In 2017, an OECD international student assessment report found around 20% of 15-year-olds in Australia do not have basic financial literacy.
This was further compounded by a national survey of parents with kids between the ages of 8-17 years which revealed 43% of parents believe their children don’t learn enough about money at school.
To help turn the tables, the Federal Government invited the states and territories to participate in a new agreement that will support the expansion of the MoneySmart program in schools for a further four years.
In March, ten schools – including St Bernard's Primary School in NSW, Pomonal Primary School in Victoria and Ashdale Primary School in WA – began financial literacy projects as part of this program to teach students how to manage money.
In another push to encourage the teaching of financial literacy, a new $15,000 scholarship was announced this week by First State Super, which has over 180,000 members working in the education sector.
The NSW Premier’s First State Super Financial Capability and Literacy Scholarship is open to primary school teachers and those specialising in mathematics, commerce, business studies, economics, business and public administration, or related fields, in NSW secondary schools and TAFE NSW campuses.
“Teaching children and students about how to manage their money is vitally important in knowing how to make the most of their finances as adults,” First State Super CEO, Deanne Stewart, said.
Europe, the USA, and Canada are just some of the locations the recipients of the scholarship, have visited as part of their professional development in teaching financial literacy.
Recipient of the 2018 scholarship, Cassie Portelli, head teacher of Maths at the Hunter School of Performing Arts, described the experience of being able to travel; to speak with other teachers and to attend global international events as being transformative.
“I feel like I can make a difference around financial capability because of this amazing chance to learn and grow,” Portelli said.
“The Scholarship enabled me to visit schools, conferences and major financial events to learn what has been successful in helping children achieve financial literacy and capability.”
Portelli said that in returning to the classroom, she has been able to put these ideas into practice and as well have been able to share her experience with other teachers and professional associations.
Nicola Chaffey, assistant principal at Narranga Public School, and recipient of the scholarship in 2017, said it was “wonderful” to visit classrooms around the world where financial literacy is being taught.
“I learnt so much from other educators and was able to bring the ideas back to share in Australia.

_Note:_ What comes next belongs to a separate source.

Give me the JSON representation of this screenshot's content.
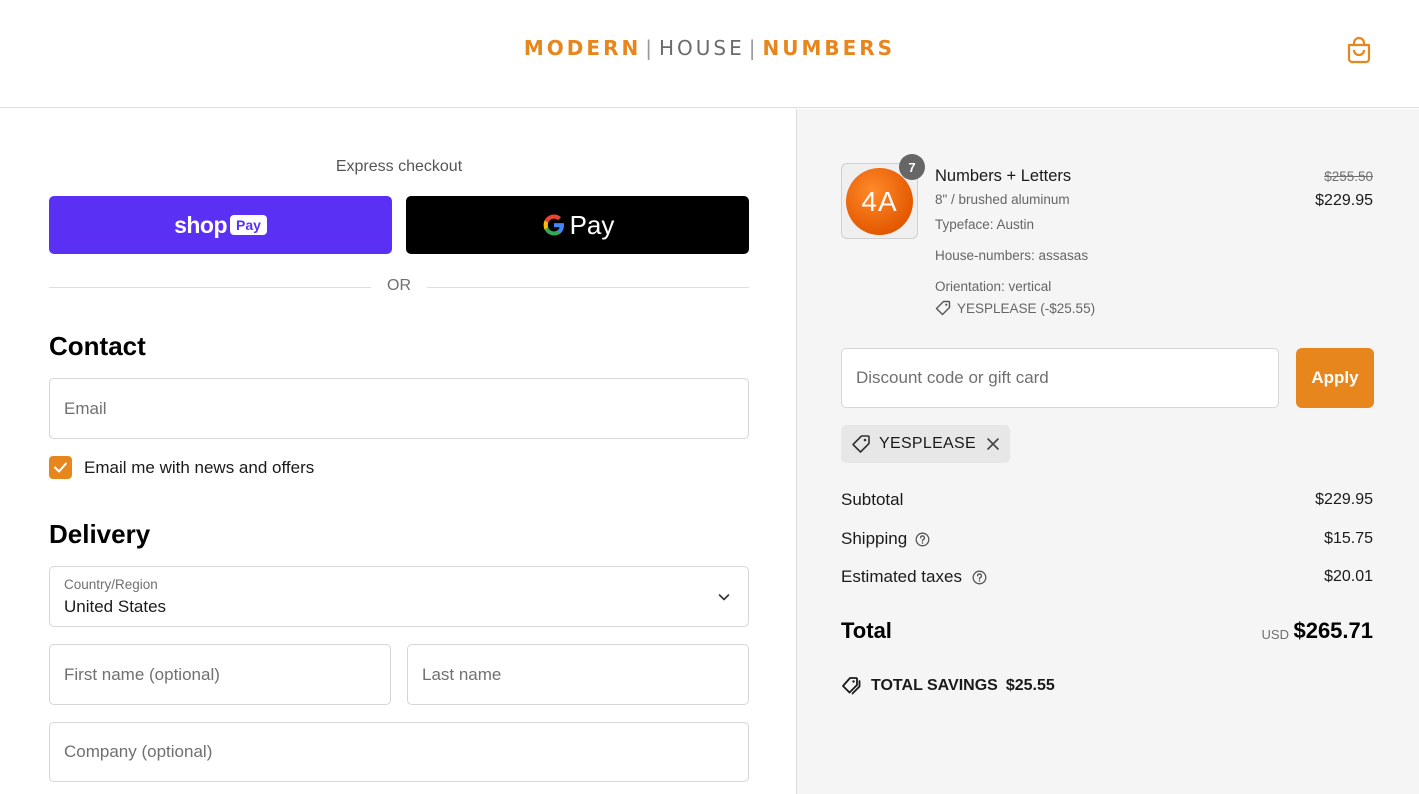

The scholarship has given me opportunities that I would only have dreamt of,” Chaffey said.
“I highly encourage teachers, from all sectors, to apply for the scholarship.”